You’ll want to check with your insurance agent to find out how your insurance company will handle this. If coverage is limited to the 10%, you may be left underinsured for your child’s belongings.

Now, if your child will be living off campus, you will definitely want to obtain a renters insurance policy to cover their belongings and to give them liability coverage. If your child will be renting, and having a roommate, you should make sure that everyone has their own coverage, as a renters policy will likely not extend to roommates. 

The average college student’s renters insurance policy costs less than $200 annually and includes coverage for personal belongings and personal liability coverage.

Interestingly enough, if your child will be studying abroad, the same rules apply as if they were living on campus. So be sure to check with your insurance agent to find out how much coverage they have before they fly out.

Are your kids’ statements covered by your insurance? 

It’s true what they say – “kids say the darndest things” – and sometimes, that applies to our college-aged children as well. 

Inside and outside of their studies, kids are engaged in a variety of social media apps, chat rooms, video platforms, classroom learning applications, and a host of others. Many of these platforms include chat features, and while we never want to think our child would say something bad on the internet – it happens. 

Personal injury coverage on your homeowners policy (or on their renters policy) will provide protection against claims for defamation, libel or slander made by you or your children. Unfortunately we live in a technological world where even the best intended comments can be misconstrued very easily. Adding this coverage to your policy is very inexpensive and a must-have in today’s world. For more on what counts as online defamation and how you can file a claim, check out this article: Is Online Defamation Covered Under Home Insurance?

Are your kids’ covered while driving when they're away? 

If your child will be taking a car to college, you’ll want to notify your insurance agent. In most cases, if the car is registered to you and listed on your auto insurance policy, it will be covered in an accident. But – you must notify your insurance company of the change in garaging location. If you do not do this, you could potentially have a claim denied.

Now, what happens if your kid won’t have a car on campus? If they decide to drive a friend’s car, they would be covered as long as they are still listed as a driver on your auto policy, even if they’re not technically “regularly” driving your vehicle. The insurance for the friend’s vehicle would be the primary coverage, and your policy would be secondary.
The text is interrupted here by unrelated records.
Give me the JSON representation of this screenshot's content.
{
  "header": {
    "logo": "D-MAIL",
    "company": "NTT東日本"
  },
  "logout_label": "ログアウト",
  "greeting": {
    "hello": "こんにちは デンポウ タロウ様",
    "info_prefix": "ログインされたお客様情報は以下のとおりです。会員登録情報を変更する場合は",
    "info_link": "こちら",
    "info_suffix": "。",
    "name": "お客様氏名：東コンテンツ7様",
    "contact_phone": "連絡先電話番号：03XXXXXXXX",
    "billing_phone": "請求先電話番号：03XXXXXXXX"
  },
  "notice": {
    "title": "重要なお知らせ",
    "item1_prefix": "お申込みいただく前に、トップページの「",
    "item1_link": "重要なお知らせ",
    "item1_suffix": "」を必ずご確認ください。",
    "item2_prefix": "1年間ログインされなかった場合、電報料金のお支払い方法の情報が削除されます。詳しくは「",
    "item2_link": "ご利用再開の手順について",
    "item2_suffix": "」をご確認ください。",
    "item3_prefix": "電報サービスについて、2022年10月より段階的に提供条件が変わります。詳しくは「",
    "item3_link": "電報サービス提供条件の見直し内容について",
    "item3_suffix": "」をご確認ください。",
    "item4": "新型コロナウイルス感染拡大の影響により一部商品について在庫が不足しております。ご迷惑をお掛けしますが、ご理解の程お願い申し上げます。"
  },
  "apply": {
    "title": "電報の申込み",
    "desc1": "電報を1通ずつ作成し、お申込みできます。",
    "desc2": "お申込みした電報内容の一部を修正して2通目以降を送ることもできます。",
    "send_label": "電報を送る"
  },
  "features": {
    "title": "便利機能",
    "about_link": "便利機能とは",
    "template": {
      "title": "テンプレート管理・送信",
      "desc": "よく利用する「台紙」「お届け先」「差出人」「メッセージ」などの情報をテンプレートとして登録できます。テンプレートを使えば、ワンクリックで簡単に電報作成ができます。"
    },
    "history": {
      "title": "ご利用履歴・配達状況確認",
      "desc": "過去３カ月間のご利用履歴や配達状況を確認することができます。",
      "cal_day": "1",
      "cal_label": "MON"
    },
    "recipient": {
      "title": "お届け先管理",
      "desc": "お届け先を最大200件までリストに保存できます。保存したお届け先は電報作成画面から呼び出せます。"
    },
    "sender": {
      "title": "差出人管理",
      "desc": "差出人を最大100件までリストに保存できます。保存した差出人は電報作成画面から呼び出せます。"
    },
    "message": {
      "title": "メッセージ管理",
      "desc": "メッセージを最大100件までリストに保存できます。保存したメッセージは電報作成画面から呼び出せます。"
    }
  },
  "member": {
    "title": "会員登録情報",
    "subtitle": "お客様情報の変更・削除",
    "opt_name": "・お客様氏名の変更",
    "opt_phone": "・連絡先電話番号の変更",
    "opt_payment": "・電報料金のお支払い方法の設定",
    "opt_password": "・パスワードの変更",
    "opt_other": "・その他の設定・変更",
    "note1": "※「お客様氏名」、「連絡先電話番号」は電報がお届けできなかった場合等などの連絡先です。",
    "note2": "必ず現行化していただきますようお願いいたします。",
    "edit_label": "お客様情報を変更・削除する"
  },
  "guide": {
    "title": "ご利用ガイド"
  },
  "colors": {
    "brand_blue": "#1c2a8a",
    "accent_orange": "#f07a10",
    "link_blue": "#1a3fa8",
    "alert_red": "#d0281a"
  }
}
But what happens if you removed them from your auto insurance coverage since they were away at school? Again, the insurance on the vehicle would be primary, but if your child was found at fault, you may be without liability protection. 

When your kid goes away to college, it creates added complexity to your auto insurance needs. We recommend talking to your insurance agent about all the possibilities to make an informed decision when coverage is concerned.

Discounts for good grades 

Good grades = good news! Once your child has a semester under their belt, their good grades can help you obtain a discount. Good student discounts are available from most Massachusetts insurance companies and could save you 10% on your auto insurance policy.

Getting covered before your kid goes away to college

Before you pack up the car and send your kid on their way, give your insurance agent a call to discuss your coverage options. This is a very exciting time for both you and your child – congrats from all of us at Berry Insurance!

After your child goes away to college, and you’ve settled into your new routine without them home, you may want to consider reviewing your own personal insurance policies to make sure they reflect your current situation and you’re not missing any coverages or paying more than you need to.